OK, now the tough bit, the greatest captain. Sharpen the knives, guys. Both led well at home and abroad but Imran trumps Misbah with a better ODI winning percentage of 64 as opposed to 52. Misbah, on the other hand, beats Imran in Tests hands down. Misbah had the advantage of exploiting the T-20 format of the game and the limelight it drew across the world.
Imran could showcase his talents in only 2 formats of the game. He led from the front both as a world class swing bowler and an extremely dependable batsman. He made his mark in an era when giants like like Lilly, Kapil, Holding, Marshal, Garner, Hadlee, Viv Richards, Gavaskar dominated cricket. He successfully moulded a fractured team of talented individuals into a winning whole leading them to their greatest achievement when Pakistan won the World Cup in 1992. And he gave us Wasim Akram, Waqar Younus and Abdul Qadir plucking them out of oblivion and mentoring them to greatness. Wasim became the greatest left arm bowler in the history of cricket, Waqar morphed into the finest exponent of old ball swing and Qadir blossomed into the magician known for his googlies.

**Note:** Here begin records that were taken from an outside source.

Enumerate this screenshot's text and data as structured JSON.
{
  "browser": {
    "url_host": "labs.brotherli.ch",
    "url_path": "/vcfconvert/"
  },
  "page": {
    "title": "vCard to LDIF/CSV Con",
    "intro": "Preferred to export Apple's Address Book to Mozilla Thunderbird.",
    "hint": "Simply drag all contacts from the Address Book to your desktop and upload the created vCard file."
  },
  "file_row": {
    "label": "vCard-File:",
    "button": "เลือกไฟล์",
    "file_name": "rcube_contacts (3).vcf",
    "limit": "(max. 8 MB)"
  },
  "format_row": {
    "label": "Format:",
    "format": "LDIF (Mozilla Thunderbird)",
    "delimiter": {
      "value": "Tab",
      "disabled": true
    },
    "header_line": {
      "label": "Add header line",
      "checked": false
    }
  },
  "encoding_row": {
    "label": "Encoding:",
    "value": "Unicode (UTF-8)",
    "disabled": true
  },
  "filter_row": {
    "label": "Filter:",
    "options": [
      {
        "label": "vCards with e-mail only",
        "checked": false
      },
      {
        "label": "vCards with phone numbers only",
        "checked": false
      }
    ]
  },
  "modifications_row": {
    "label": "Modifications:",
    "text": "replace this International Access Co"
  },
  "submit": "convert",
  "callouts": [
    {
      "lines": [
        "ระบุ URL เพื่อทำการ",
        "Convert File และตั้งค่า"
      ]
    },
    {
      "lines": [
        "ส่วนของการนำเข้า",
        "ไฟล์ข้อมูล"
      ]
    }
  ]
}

Who can forget that piercing gaze and the stooping prowl towards the pitch, the mane trailing, that magnificent leap and the final heave culminating into an unplayable swinging in-dipper. No bowler in the world was as flamboyant. Blessed with a phenomenal cricketing brain and a charismatic personality, Imran stands up there in the league of the greatest captains cricket has ever seen, something endorsed by both local and international cricketers.
Imran had a remarkable flair for risk taking with aggression and sublime confidence. He was arguably the best all-rounder the game ever saw, infecting generations with the cricket bug and continues to do so. His impact on the youth was profound as he set jaw-dropping examples of hard work and perseverance. A larger-than-life cricketer and Pakistan’s greatest captain who transcended the scoreboard and the walls of the stadium!
Published in The Express Tribune, May 10th, 2017.